But there have been times when artists and their supporters have not been sensitive to the communities where works are installed. Back in 2012, residents of Pittsburgh attempted to paint over a Living Walls mural, asserting that the subject—a hybrid human/reptile—made some uncomfortable and evoked demonic imagery. The design, they said, had not been reviewed with the community. A few months earlier, a Chosewood Park Living Walls mural that depicted a naked woman (not the design originally approved) prompted controversy. It ultimately was painted over.
At the time of those controversies, many in the arts community decried the neighborhoods’ reactions. I suspect that there’s some overlap between street art advocates who protested what happened in Pittsburgh and Chosewood Park, and those who applauded artists and residents of Cabbagetown and Reynoldstown for “taking a stand” and whitewashing the Krog Tunnel. But the core objections in all three cases are similar—outsiders came in with ideas that had not been vetted by the community.
Public art is intended to be free for all to enjoy—but some of us live with it 365 days a year. The mural in Chosewood Park was near a mosque, hardly the ideal spot to display nudes. Better planning for the location, and communication with the community would have mitigated the controversy. Living Walls now works more closely with neighborhoods, as demonstrated with its 2013 collaboration with residents of Summerhill on a series of murals on vacant properties near Turner Field. Residents of southwest Atlanta were actively involved with WonderRoot in planning the University Corridor installation.
With better communication, more respect for the concerns of residents, and efforts to make the event inclusive rather than exclusive, the organizers of Krog Masquerade could have created an interesting and enduring event. But, even with all the publicity that followed the tunnel buffing, the organizers reportedly sold only half of their 2,000 tickets.

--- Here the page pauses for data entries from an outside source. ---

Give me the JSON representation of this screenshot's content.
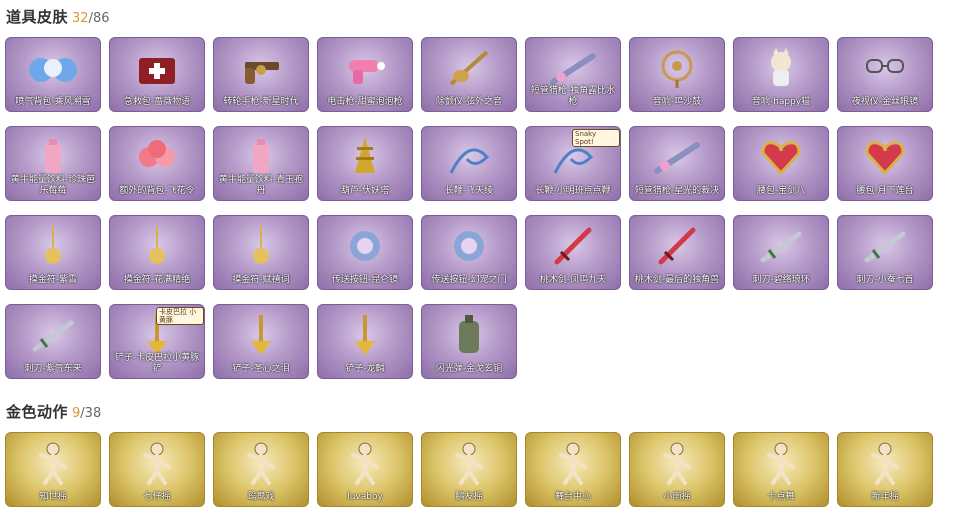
{
  "sections": [
    {
      "title": "道具皮肤",
      "owned": "32",
      "total": "/86",
      "items": [
        {
          "label": "喷气背包-乘风溯雪",
          "icon": "jetpack-icon"
        },
        {
          "label": "急救包-蔷薇物语",
          "icon": "first-aid-kit-icon"
        },
        {
          "label": "转轮手枪-新星时代",
          "icon": "revolver-icon"
        },
        {
          "label": "电击枪-甜蜜泡泡枪",
          "icon": "stun-gun-icon"
        },
        {
          "label": "除颤仪-弦外之音",
          "icon": "defibrillator-icon"
        },
        {
          "label": "短管猎枪-独角露比水枪",
          "icon": "shotgun-icon"
        },
        {
          "label": "音响-鸣沙鼓",
          "icon": "speaker-icon"
        },
        {
          "label": "音响-happy猫",
          "icon": "speaker-cat-icon"
        },
        {
          "label": "夜视仪-金丝眼镜",
          "icon": "night-vision-goggles-icon"
        },
        {
          "label": "黄牛能量饮料-珍珠芭乐莓莓",
          "icon": "energy-drink-icon"
        },
        {
          "label": "额外的背包-飞花令",
          "icon": "backpack-icon"
        },
        {
          "label": "黄牛能量饮料-青玉孢丹",
          "icon": "energy-drink-icon"
        },
        {
          "label": "葫芦-伏妖塔",
          "icon": "gourd-tower-icon"
        },
        {
          "label": "长鞭-飞天绫",
          "icon": "whip-icon"
        },
        {
          "label": "长鞭-小明班点点鞭",
          "icon": "whip-icon",
          "badge": "Snaky Spot!"
        },
        {
          "label": "短管猎枪-星光的裁决",
          "icon": "shotgun-icon"
        },
        {
          "label": "腰包-宝剑八",
          "icon": "waist-pack-icon"
        },
        {
          "label": "腰包-月下莲台",
          "icon": "waist-pack-icon"
        },
        {
          "label": "摸金符-紫霄",
          "icon": "amulet-icon"
        },
        {
          "label": "摸金符-花满精绝",
          "icon": "amulet-icon"
        },
        {
          "label": "摸金符-赋禧词",
          "icon": "amulet-icon"
        },
        {
          "label": "传送按钮-昆仑镜",
          "icon": "teleport-button-icon"
        },
        {
          "label": "传送按钮-幻宠之门",
          "icon": "teleport-button-icon"
        },
        {
          "label": "桃木剑-凤鸣九天",
          "icon": "sword-icon"
        },
        {
          "label": "桃木剑-最后的独角兽",
          "icon": "sword-icon"
        },
        {
          "label": "刺刀-碧络琅环",
          "icon": "bayonet-icon"
        },
        {
          "label": "刺刀-小蚕七首",
          "icon": "bayonet-icon"
        },
        {
          "label": "刺刀-紫气东来",
          "icon": "bayonet-icon"
        },
        {
          "label": "铲子-卡皮巴拉小黄豚铲",
          "icon": "shovel-icon",
          "badge": "卡皮巴拉 小黄豚"
        },
        {
          "label": "铲子-圣心之泪",
          "icon": "shovel-icon"
        },
        {
          "label": "铲子-龙麟",
          "icon": "shovel-icon"
        },
        {
          "label": "闪光弹-金戈玄铜",
          "icon": "flashbang-icon"
        }
      ]
    },
    {
      "title": "金色动作",
      "owned": "9",
      "total": "/38",
      "items": [
        {
          "label": "知世摇",
          "icon": "emote-figure-icon"
        },
        {
          "label": "七仔摇",
          "icon": "emote-figure-icon"
        },
        {
          "label": "鸳鸯戏",
          "icon": "emote-figure-icon"
        },
        {
          "label": "luvaboy",
          "icon": "emote-figure-icon"
        },
        {
          "label": "鹏友摇",
          "icon": "emote-figure-icon"
        },
        {
          "label": "舞台中心",
          "icon": "emote-figure-icon"
        },
        {
          "label": "小雨摇",
          "icon": "emote-figure-icon"
        },
        {
          "label": "卡点舞",
          "icon": "emote-figure-icon"
        },
        {
          "label": "新年摇",
          "icon": "emote-figure-icon"
        }
      ]
    }
  ]
}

On Saturday night, at around 9:30, my husband and I walked back to Cabbagetown from an event in Old Fourth Ward. When we reached the tunnel, we saw people milling around with the lackluster spirit of middle-schoolers at a mixer. The westside walkway through the tunnel was completely empty. We asked one of the cops positioned in front of the tunnel entrance if we could cut through to get home, since no partygoers were there. “No, that’s the VIP entrance,” he said.
So we headed up DeKalb Avenue and reached the stairwell to the Boulevard Tunnel, which, despite cleanup efforts and a new security camera, still doubles as a latrine. “If people wanted an edgy urban experience, they should have come here,” my husband said.
And in that spirit, I offer this suggestion to AFFPS: Why not stage your next event in this still unheralded tunnel? Why not devise a way to benefit efforts to improve security in this underpass, or to support the good work being done for the community through Year of Boulevard? Why not welcome a crowd? You might create something that evolves organically—just as street art does.
After last week’s painting of the tunnel, few people recalled that the Krog Tunnel is frequently “buffed.” Its concrete canvas was wiped clean as recently as mid 2013. Most of the “iconic” artwork painted over last week was less than a year old. When I walked past the tunnel on my way home from yoga class this morning, most of the tunnel walls already had been covered with new designs and tags, including this message: “Welcome Back Y’all!”